Secondly Travis Bradford, the author and founder of the Prometheus Institute for Sustainable Development, systematically deconstructs the notion that solar can't compete economically with existing power generating technologies. In performing this analysis he does not assume massive government subsidies for solar, the elimination of massive subsidies to competing technologies, radical technology breakthroughs in solar, a carbon tax, or even high and rising fossil fuel prices (although this seems almost certain to me).

He simply assumes that as the volume of solar panels made and installed around the world continues to increase the cost of solar will fall. His basis for this assumption is 1) economies of scale--making almost anything in higher volumes reduces the per unit cost and 2) economies from the technology learning curve--as any new technology matures and more players enter the growing field, costs fall in a predictable fashion.

Moreover Bradford explains how distributed generation, solar is different from nearly all existing commercial scale utility plants because the electricity is generated at the location that it is used, offers unique advantages in terms of energy cost and security. He looks at ways governments have and can continue to cost efficiently stimulate/accelerate the shift to a solar future. In about 30 years, according to Bradford, the majority of new power generation will be solar.

Whether you are a believer in solar or a skeptic (especially if you are a skeptic) you should grab a copy and look at one person's view of a a brighter future powered by the sun.

Monday, August 07, 2006

Another idea finding the light of publication

I have been fortunate to have an idea piece of mine appear in this month's Public Utility Fortnightly. (They have not updated their website yet, but they should soon.) I'll try to post/link a .pdf of the piece here in the next couple days. The article "Green Options on the Future" walks through some theoretical pricing scenarios and the benefits buyers and sellers might receive from using renewable energy call options. The idea occurred to me almost exactly a year ago, and I spent last fall writing/developing the article.

Edit 8/31: PUF finally posted my article to their website.

Thursday, August 03, 2006

2 for 2

I filed for my second patent today.
This one covers my (now) patent pending idea for a solar water distiller.
Over the days and weeks ahead I can begin to share some of the work I've been doing recently, now that I have taken steps to protect the IP.

For now I'm just celebrating.

Also cool, a copy of Solar Revolution by Travis Bradford arrived on my doorstep today. I met Travis almost exactly a year ago at the 2005 Solar World Congress in Orlando, FL. He impressed me as being extremely competent and knowledgeable about solar.

Wednesday, August 02, 2006

Doing the inventors shuffle! Do Doo

I filed my first patent application today. Hurray!
Now I just need someone to use my patent. Luckily this patent pending idea covers a hot subject: solar energy!
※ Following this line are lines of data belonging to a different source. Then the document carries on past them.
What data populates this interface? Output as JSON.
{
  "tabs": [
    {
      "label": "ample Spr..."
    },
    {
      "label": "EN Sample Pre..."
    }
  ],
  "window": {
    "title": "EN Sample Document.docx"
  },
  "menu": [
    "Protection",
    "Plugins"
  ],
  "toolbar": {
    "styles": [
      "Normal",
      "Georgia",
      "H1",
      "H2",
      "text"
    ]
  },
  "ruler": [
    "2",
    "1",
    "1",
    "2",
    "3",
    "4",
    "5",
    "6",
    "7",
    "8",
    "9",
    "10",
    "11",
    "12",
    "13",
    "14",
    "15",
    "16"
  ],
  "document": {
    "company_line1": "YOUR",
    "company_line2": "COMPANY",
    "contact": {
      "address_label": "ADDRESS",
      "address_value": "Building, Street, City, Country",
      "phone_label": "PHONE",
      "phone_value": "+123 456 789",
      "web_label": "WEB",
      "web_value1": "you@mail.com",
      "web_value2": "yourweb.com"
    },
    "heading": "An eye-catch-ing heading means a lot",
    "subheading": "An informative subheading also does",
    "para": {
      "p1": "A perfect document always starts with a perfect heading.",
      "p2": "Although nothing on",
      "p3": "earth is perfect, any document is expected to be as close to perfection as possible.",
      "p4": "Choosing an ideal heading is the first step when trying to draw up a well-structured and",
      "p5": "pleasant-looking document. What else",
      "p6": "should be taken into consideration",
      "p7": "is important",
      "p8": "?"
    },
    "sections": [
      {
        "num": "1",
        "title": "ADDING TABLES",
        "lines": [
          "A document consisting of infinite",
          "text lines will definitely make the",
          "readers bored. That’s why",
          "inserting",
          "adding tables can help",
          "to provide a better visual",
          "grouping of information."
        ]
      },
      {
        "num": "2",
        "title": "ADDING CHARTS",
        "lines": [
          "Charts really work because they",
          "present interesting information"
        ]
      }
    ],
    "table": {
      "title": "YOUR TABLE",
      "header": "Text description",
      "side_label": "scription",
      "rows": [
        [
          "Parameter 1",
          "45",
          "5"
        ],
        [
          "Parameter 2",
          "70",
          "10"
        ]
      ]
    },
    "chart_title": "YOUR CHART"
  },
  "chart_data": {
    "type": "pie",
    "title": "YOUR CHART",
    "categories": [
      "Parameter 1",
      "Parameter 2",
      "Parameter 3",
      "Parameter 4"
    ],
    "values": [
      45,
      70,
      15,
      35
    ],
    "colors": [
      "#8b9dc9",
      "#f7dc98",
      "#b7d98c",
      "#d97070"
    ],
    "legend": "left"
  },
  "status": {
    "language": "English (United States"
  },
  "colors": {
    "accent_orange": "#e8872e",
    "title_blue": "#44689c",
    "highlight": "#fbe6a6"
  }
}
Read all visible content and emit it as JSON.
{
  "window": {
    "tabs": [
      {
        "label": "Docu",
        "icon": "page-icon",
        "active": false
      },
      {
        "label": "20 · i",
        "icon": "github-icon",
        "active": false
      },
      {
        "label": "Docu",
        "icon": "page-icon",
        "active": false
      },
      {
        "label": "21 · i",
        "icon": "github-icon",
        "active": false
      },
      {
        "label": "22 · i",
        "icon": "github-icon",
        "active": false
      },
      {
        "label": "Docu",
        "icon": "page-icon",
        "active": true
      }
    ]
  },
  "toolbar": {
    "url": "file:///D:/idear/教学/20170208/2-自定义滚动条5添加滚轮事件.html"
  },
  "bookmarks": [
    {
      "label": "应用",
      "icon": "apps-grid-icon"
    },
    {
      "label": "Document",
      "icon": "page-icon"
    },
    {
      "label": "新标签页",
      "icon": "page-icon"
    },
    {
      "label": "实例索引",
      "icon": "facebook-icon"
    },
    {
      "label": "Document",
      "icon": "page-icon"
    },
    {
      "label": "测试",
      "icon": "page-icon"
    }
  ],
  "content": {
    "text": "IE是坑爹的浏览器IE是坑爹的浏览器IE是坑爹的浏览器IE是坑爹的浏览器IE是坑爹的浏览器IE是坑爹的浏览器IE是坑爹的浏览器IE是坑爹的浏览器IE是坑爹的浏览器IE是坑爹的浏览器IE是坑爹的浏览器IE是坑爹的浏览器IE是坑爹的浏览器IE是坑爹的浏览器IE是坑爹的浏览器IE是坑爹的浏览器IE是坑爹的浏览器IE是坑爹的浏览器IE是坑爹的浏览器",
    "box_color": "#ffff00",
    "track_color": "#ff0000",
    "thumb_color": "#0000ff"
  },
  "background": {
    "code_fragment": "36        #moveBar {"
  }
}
Specifically I've developed a design that will generate solar energy using 30% less solar collector surface area. Works for both PV and solar thermal systems.

I'm happy to discuss details offline.